Directions for this task: Only the lines with the string "Douyin" are needed; return each of them from the entries below.

Data to use:
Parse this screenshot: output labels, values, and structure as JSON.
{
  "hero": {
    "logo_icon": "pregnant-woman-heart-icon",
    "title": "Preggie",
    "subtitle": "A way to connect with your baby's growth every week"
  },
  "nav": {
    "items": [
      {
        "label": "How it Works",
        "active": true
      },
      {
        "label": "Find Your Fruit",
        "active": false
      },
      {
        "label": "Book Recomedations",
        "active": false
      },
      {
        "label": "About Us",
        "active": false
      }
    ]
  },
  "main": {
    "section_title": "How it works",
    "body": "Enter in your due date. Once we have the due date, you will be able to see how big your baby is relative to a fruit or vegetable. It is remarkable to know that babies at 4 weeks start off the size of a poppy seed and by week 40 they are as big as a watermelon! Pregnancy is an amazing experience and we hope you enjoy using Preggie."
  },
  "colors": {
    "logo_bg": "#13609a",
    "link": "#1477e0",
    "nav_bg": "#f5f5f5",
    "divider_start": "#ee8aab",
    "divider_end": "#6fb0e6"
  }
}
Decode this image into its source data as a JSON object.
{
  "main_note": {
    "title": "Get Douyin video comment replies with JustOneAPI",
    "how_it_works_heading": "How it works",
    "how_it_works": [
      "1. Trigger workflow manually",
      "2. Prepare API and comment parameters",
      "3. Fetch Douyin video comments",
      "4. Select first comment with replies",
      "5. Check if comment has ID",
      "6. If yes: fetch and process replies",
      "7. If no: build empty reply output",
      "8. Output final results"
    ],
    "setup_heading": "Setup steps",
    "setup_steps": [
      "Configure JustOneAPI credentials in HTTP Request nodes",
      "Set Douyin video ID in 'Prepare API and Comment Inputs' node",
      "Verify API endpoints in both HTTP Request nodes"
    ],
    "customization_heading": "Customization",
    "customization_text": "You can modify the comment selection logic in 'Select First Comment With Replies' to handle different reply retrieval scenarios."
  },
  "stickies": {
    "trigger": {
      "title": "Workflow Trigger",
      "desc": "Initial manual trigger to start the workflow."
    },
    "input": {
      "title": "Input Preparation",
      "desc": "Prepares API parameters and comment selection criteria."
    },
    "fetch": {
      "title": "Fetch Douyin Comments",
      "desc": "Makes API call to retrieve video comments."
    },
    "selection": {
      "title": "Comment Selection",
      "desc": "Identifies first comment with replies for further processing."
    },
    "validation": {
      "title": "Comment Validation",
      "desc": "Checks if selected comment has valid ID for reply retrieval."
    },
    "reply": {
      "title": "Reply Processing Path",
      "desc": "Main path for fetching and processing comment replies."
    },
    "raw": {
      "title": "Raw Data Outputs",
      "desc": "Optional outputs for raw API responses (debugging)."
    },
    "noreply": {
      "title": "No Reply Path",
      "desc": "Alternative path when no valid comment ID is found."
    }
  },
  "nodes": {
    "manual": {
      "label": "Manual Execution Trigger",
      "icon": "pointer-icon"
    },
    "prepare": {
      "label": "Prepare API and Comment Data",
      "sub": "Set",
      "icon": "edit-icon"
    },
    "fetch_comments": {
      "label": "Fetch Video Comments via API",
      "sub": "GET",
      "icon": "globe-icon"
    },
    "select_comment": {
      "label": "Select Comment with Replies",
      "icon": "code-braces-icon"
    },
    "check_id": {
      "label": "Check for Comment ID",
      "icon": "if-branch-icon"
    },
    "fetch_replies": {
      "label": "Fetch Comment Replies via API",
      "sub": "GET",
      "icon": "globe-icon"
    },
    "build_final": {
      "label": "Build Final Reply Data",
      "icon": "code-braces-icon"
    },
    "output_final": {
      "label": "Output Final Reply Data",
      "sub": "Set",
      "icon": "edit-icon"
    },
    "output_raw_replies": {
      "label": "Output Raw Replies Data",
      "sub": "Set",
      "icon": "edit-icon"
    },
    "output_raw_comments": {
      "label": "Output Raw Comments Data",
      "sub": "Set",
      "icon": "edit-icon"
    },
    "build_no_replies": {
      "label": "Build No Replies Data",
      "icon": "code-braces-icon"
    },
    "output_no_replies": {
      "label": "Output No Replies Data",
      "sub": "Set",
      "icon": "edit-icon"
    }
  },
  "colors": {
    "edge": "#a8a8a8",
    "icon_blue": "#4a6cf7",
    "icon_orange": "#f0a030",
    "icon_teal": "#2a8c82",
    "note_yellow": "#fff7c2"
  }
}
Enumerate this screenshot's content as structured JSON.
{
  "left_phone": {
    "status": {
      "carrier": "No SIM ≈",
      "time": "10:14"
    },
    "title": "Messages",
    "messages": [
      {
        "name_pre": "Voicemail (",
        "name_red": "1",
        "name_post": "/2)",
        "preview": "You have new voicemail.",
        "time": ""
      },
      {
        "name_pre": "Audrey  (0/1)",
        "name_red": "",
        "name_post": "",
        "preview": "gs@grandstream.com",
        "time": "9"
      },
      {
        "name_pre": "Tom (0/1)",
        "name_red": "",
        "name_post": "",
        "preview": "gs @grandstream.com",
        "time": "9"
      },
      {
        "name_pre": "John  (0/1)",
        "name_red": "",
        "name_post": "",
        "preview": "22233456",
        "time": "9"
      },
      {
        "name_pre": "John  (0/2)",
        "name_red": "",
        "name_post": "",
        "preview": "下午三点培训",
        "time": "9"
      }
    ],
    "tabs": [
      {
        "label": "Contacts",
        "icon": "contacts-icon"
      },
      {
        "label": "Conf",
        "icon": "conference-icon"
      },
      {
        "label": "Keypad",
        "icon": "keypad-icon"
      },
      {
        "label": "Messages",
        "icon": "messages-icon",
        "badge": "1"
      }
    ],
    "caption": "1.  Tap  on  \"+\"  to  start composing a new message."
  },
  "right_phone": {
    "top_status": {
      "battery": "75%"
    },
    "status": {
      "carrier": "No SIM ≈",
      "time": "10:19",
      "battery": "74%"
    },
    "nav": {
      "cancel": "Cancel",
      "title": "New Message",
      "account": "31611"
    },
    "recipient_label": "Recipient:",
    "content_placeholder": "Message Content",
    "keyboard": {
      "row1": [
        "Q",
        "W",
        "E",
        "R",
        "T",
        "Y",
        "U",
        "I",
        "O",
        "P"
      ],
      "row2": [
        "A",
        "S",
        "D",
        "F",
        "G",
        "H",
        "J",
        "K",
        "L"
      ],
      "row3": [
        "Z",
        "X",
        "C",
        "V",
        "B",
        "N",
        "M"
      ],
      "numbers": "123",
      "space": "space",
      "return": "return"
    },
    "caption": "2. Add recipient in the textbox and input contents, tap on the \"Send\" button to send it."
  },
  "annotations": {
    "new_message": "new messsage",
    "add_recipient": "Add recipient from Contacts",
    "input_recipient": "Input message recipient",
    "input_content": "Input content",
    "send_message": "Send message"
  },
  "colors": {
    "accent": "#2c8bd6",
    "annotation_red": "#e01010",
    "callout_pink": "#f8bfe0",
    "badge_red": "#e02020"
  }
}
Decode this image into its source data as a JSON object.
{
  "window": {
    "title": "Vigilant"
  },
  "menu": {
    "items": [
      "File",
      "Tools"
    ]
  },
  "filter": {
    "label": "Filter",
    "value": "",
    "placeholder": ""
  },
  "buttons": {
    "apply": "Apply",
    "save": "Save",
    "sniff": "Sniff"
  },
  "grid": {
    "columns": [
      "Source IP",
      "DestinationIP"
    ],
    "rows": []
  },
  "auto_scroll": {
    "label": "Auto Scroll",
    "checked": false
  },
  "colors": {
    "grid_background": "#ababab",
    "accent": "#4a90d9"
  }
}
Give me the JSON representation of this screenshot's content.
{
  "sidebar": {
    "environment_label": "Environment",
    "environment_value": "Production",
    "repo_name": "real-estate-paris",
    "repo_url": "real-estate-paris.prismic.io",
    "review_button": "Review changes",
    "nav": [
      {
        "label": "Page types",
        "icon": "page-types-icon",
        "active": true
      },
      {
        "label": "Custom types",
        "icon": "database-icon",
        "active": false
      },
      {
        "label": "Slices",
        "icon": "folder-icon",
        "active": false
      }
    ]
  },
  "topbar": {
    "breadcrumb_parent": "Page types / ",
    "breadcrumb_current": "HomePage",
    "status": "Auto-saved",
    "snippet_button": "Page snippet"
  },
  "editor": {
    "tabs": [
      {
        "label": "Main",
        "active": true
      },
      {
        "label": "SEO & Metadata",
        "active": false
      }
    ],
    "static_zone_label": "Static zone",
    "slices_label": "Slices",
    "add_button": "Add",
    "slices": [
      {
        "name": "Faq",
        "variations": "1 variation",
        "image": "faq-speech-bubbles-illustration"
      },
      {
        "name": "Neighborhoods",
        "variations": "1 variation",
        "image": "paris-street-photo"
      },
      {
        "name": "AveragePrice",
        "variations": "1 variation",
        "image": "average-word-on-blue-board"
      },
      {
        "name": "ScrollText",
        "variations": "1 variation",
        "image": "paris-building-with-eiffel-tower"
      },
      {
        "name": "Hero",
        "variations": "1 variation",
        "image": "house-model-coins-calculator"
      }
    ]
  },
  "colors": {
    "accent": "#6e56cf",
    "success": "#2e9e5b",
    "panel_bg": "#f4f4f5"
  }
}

Task result:
    "title": "Get Douyin video comment replies with JustOneAPI",
      "3. Fetch Douyin video comments",
      "Set Douyin video ID in 'Prepare API and Comment Inputs' node",
      "title": "Fetch Douyin Comments",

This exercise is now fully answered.